PORT ISABEL, Texas (AP) _ Underwater debris has complicated the search for people who drove off the Queen Isabella Causeway after the bridge partially collapsed when barges and a tugboat slammed into it.
The death toll stood at five as divers called off the search for the night on Monday, two days after barges crashed into a base of the bridge and knocked two 80-foot sections into the water.
Trooper Adrian Rivera of the Texas Department of Public Safety said three or four people remain missing. Recovery operations were to resume Tuesday morning.
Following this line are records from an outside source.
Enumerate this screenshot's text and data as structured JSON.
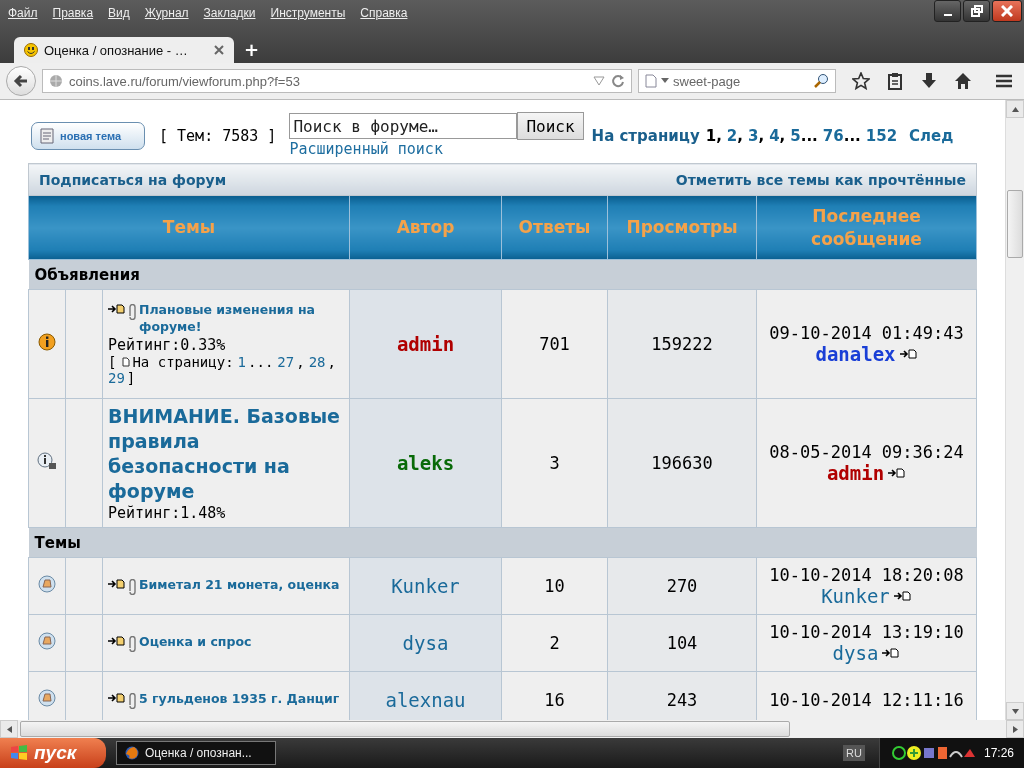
{
  "menu": [
    "Файл",
    "Правка",
    "Вид",
    "Журнал",
    "Закладки",
    "Инструменты",
    "Справка"
  ],
  "tabs": [
    {
      "label": "Оценка / опознание - …",
      "selected": true
    }
  ],
  "new_tab": "+",
  "address": "coins.lave.ru/forum/viewforum.php?f=53",
  "search_engine": {
    "value": "sweet-page"
  },
  "forum": {
    "new_topic_button": "новая тема",
    "topic_count": "[ Тем: 7583 ]",
    "search": {
      "placeholder": "Поиск в форуме…",
      "button": "Поиск",
      "advanced": "Расширенный поиск"
    },
    "pagination": {
      "label": "На страницу",
      "items": [
        {
          "kind": "page",
          "label": "1",
          "selected": true
        },
        {
          "kind": "sep",
          "label": ","
        },
        {
          "kind": "page",
          "label": "2",
          "selected": false
        },
        {
          "kind": "sep",
          "label": ","
        },
        {
          "kind": "page",
          "label": "3",
          "selected": false
        },
        {
          "kind": "sep",
          "label": ","
        },
        {
          "kind": "page",
          "label": "4",
          "selected": false
        },
        {
          "kind": "sep",
          "label": ","
        },
        {
          "kind": "page",
          "label": "5",
          "selected": false
        },
        {
          "kind": "sep",
          "label": "..."
        },
        {
          "kind": "page",
          "label": "76",
          "selected": false
        },
        {
          "kind": "sep",
          "label": "..."
        },
        {
          "kind": "page",
          "label": "152",
          "selected": false
        }
      ],
      "next": "След"
    },
    "subscribe": "Подписаться на форум",
    "mark_read": "Отметить все темы как прочтённые",
    "columns": [
      "Темы",
      "Автор",
      "Ответы",
      "Просмотры",
      "Последнее сообщение"
    ],
    "sections": [
      {
        "title": "Объявления",
        "rows": [
          {
            "kind": "announce",
            "title": "Плановые изменения на форуме!",
            "attachment": true,
            "rating": "Рейтинг:0.33%",
            "pages_open": "[",
            "pages_label": "На страницу:",
            "pages": [
              {
                "kind": "page",
                "label": "1"
              },
              {
                "kind": "sep",
                "label": "..."
              },
              {
                "kind": "page",
                "label": "27"
              },
              {
                "kind": "sep",
                "label": ","
              },
              {
                "kind": "page",
                "label": "28"
              },
              {
                "kind": "sep",
                "label": ","
              },
              {
                "kind": "page",
                "label": "29"
              }
            ],
            "pages_close": "]",
            "author": {
              "name": "admin",
              "color": "#b00000",
              "bold": true
            },
            "replies": "701",
            "views": "159222",
            "last": {
              "date": "09-10-2014 01:49:43",
              "author": {
                "name": "danalex",
                "color": "#1a3fd6",
                "bold": true
              }
            }
          },
          {
            "kind": "global",
            "title": "ВНИМАНИЕ. Базовые правила безопасности на форуме",
            "attachment": false,
            "rating": "Рейтинг:1.48%",
            "author": {
              "name": "aleks",
              "color": "#086a08",
              "bold": true
            },
            "replies": "3",
            "views": "196630",
            "last": {
              "date": "08-05-2014 09:36:24",
              "author": {
                "name": "admin",
                "color": "#b00000",
                "bold": true
              }
            }
          }
        ]
      },
      {
        "title": "Темы",
        "rows": [
          {
            "kind": "topic",
            "title": "Биметал 21 монета, оценка",
            "attachment": true,
            "author": {
              "name": "Kunker",
              "color": "#1a6a9a",
              "bold": false
            },
            "replies": "10",
            "views": "270",
            "last": {
              "date": "10-10-2014 18:20:08",
              "author": {
                "name": "Kunker",
                "color": "#1a6a9a",
                "bold": false
              }
            }
          },
          {
            "kind": "topic",
            "title": "Оценка и спрос",
            "attachment": true,
            "author": {
              "name": "dysa",
              "color": "#1a6a9a",
              "bold": false
            },
            "replies": "2",
            "views": "104",
            "last": {
              "date": "10-10-2014 13:19:10",
              "author": {
                "name": "dysa",
                "color": "#1a6a9a",
                "bold": false
              }
            }
          },
          {
            "kind": "topic",
            "title": "5 гульденов 1935 г. Данциг",
            "attachment": true,
            "author": {
              "name": "alexnau",
              "color": "#1a6a9a",
              "bold": false
            },
            "replies": "16",
            "views": "243",
            "last": {
              "date": "10-10-2014 12:11:16"
            }
          }
        ]
      }
    ]
  },
  "taskbar": {
    "start": "пуск",
    "tasks": [
      {
        "label": "Оценка / опознан...",
        "selected": true
      }
    ],
    "language": "RU",
    "clock": "17:26"
  }
}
``It took about twice as long as we thought,'' Lt. Lynn Dixon, leader of a team of 15 divers, said Monday. ``There's so much debris, it's difficult to orient yourself.''
The bridge is the only one linking the mainland to South Padre Island, one of the Gulf Coast's premier tourist destinations.
The department said authorities have recovered the bodies of Port Isabel Fire Chief Robert Harris, 46, Stevan Rivas, 22, Robin Leavell, 29, and Giaspar Hinojosa. The fifth victim was seen in a car in the water but the body has not been recovered or identified.
Amadeo Saenz, a Texas Department of Transportation spokesman, said officials will have to tear down an additional 80 feet of the bridge and remove several columns before the structure can be repaired.
Repairs to the bridge could take up to four months to complete. Ferries are being set up for travel between the mainland and the island, providing limited access to a five-mile stretch of hotels, water parks, restaurants and T-shirt shops.
Coast Guard spokesman Lt. Robert Wyman said the five operators of the tug pushing the 400-foot barge will be subpoenaed next week.
Investigators will look into whether the barges were overloaded, whether the skipper was awake at the time of the accident and whether the vessel had sufficient power to maneuver its way through the currents.
Stephen Mosher, president of Brown Water Towing, which owns the tug, said navigation lights on the causeway were not working at the time of the crash. Mosher also said the vessel struck an unmarked sandbar within the channel that caused it to veer off course.
Wyman said all of the Coast Guard's channel markers, buoys and lights are working properly.
Members of the Gulf Coast Mariners Association in Houma, La., said they have been complaining about working conditions on tugs for years.
The organization contends the Coast Guard is failing to enforce the ''12-hour rule,'' which aims to prevent fatigue by limiting time at the helm. Wyman said he could not immediately comment on the 12-hour rule.
Wyman said that a relief captain, David Fowler, was piloting the tug when the accident occurred. He was questioned and passed a sobriety test, officials said.